"We do know that it's essentially an e-mail based worm that's propagating that has a link that alleges to be a pdf document that it wants the user to click on," Alperovitch said. "In reality, it's a piece of malware that's obfuscating as a pdf and it has the capabilities to spread virally once it's installed on your machine."
Later, the company published a report about the virus on its website, calling the risk for both home and corporate e-mail "low." McAfee's report also identified the spam as a Trojan and said its origin was unknown. On its blog, McAfee said that because multiple variants of the worm were spreading, it "may take some time to work through them all to paint a clearer picture."
One version of the spam e-mail says, "Hello: This is The Document I told you about, you can find it here" and includes a link to what appears to be a pdf document.
Another version of the worm includes the subject "Just For you" and says "This is The Free Dowload Sex Movies, you can find it Here."
If a user clicked the link and downloaded the virus, it spread to contacts in that individual's e-mail account and continued to propagate. McAfee also said that it tried to stop and delete security services. McAfee said it had coverage for at least the main strain of the virus.
Department of Homeland Security Officials Investigate Virus
If you receive the messages, McAfee said to delete them without clicking on the link and to alert your company's IT office.
Security firm Symantec said the worm appeared to be a new malware attack but was similar to the "Anna Kournikova" virus from 2001, which also carried the subject line "Here you have" (the virus tricked users into opening an e-mail message supposedly containing a picture of tennis player Anna Kournikova).
Symantec speculated that the threat -- initially named Trojan.Horse but renamed W32.Imsolk.A@mm -- originated from a botnet and seemed to be hitting "many, many companies indiscriminantly.
"Once the threat copies itself to another machine, if a user even opens the folder that contains the threat on this new machine, this will launch the threat and cause it to spread further through both e-mail and over shared drives," the company wrote in a bulletin.
Department of Homeland Security officials have looked into the origin of virus, along with the U.S. Computer Emergency Readiness Team and Department of Homeland Security National Cyber Security Division.
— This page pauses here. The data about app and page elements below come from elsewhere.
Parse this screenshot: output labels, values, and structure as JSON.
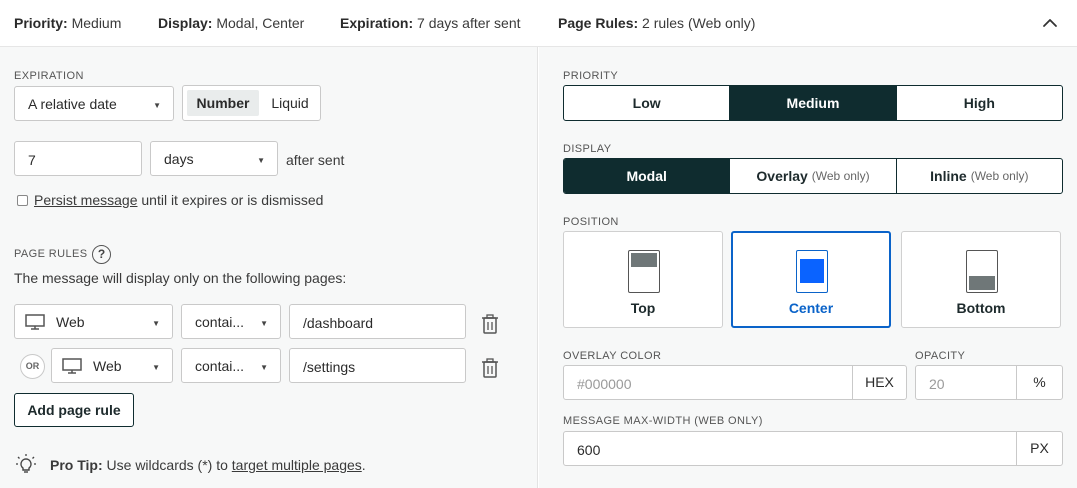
{
  "header": {
    "priority_label": "Priority:",
    "priority_value": "Medium",
    "display_label": "Display:",
    "display_value": "Modal, Center",
    "expiration_label": "Expiration:",
    "expiration_value": "7 days after sent",
    "page_rules_label": "Page Rules:",
    "page_rules_value": "2 rules (Web only)",
    "collapse_icon": "chevron-up-icon"
  },
  "expiration": {
    "section_label": "EXPIRATION",
    "type_select": "A relative date",
    "mode_options": [
      "Number",
      "Liquid"
    ],
    "mode_selected": "Number",
    "amount": "7",
    "unit_select": "days",
    "after_text": "after sent",
    "persist_checked": false,
    "persist_link": "Persist message",
    "persist_rest": "until it expires or is dismissed"
  },
  "page_rules": {
    "section_label": "PAGE RULES",
    "help_icon": "question-circle-icon",
    "description": "The message will display only on the following pages:",
    "or_label": "OR",
    "rules": [
      {
        "platform": "Web",
        "platform_icon": "monitor-icon",
        "operator": "contai...",
        "value": "/dashboard"
      },
      {
        "platform": "Web",
        "platform_icon": "monitor-icon",
        "operator": "contai...",
        "value": "/settings"
      }
    ],
    "add_button": "Add page rule"
  },
  "tip": {
    "icon": "lightbulb-icon",
    "bold": "Pro Tip:",
    "text": "Use wildcards (*) to",
    "link": "target multiple pages",
    "end": "."
  },
  "priority": {
    "section_label": "PRIORITY",
    "options": [
      "Low",
      "Medium",
      "High"
    ],
    "selected": "Medium"
  },
  "display": {
    "section_label": "DISPLAY",
    "options": [
      {
        "label": "Modal",
        "note": ""
      },
      {
        "label": "Overlay",
        "note": "(Web only)"
      },
      {
        "label": "Inline",
        "note": "(Web only)"
      }
    ],
    "selected": "Modal"
  },
  "position": {
    "section_label": "POSITION",
    "options": [
      "Top",
      "Center",
      "Bottom"
    ],
    "selected": "Center"
  },
  "overlay": {
    "color_label": "OVERLAY COLOR",
    "color_placeholder": "#000000",
    "color_suffix": "HEX",
    "opacity_label": "OPACITY",
    "opacity_placeholder": "20",
    "opacity_suffix": "%"
  },
  "max_width": {
    "label": "MESSAGE MAX-WIDTH (WEB ONLY)",
    "value": "600",
    "suffix": "PX"
  },
  "colors": {
    "dark_accent": "#0f2c2f",
    "selected_blue": "#0a63c9",
    "panel_bg": "#f7f8f8"
  }
}
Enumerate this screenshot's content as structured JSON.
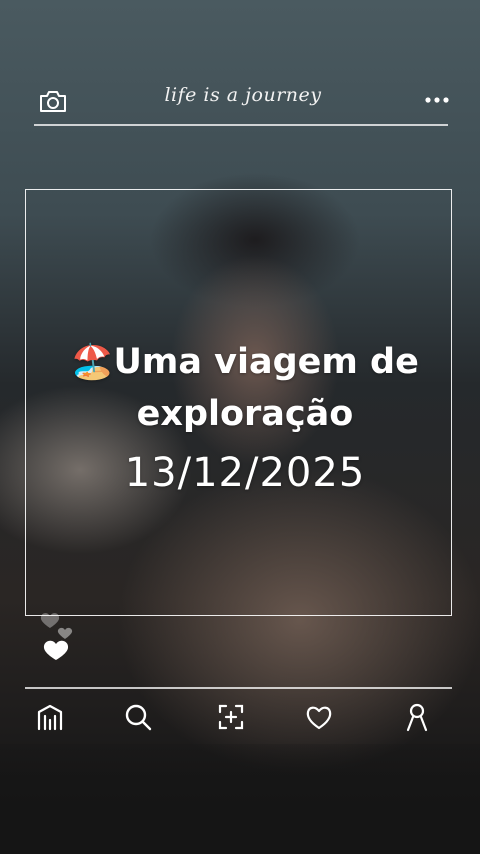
{
  "header": {
    "brand": "life is a journey",
    "camera_icon": "camera-icon",
    "more_icon": "more-icon"
  },
  "post": {
    "emoji": "🏖️",
    "caption_line1": "Uma viagem de",
    "caption_line2": "exploração",
    "date": "13/12/2025"
  },
  "reactions": {
    "icon": "heart-icon"
  },
  "tabbar": {
    "items": [
      {
        "name": "home-icon"
      },
      {
        "name": "search-icon"
      },
      {
        "name": "add-post-icon"
      },
      {
        "name": "heart-icon"
      },
      {
        "name": "profile-icon"
      }
    ]
  },
  "colors": {
    "text": "#ffffff",
    "background": "#2a3438"
  }
}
A Homeland Security official said that several federal departments and agencies were experiencing the virus, although the official would only confirm NASA.
"US-CERT has received multiple reports from a number of federal agencies and private sector entities experiencing an e-mail worm," said Homeland Security press secretary Amy Kudwa in a statement.
A spokesman for the Florida Department of Transportation said Thursday that e-mail had been taken down at the agency because of the spam attack. He said six other agencies in Florida had also been hit by the virus.While the Trojan hindered communications, it hadn't had a major impact on operations, he said.
Last Tuesday Adobe systems advised computer security experts that there were vulnerabilities in the Adobe reader software, noting that hackers were looking to actively exploit a recently detected vulnerability. This could explain why the e-mail was being sent in a .pdf format.
ABC News' Jason Ryan, Marisa Bramwell, Lee Ferran and Sidney Wright contributed to this report.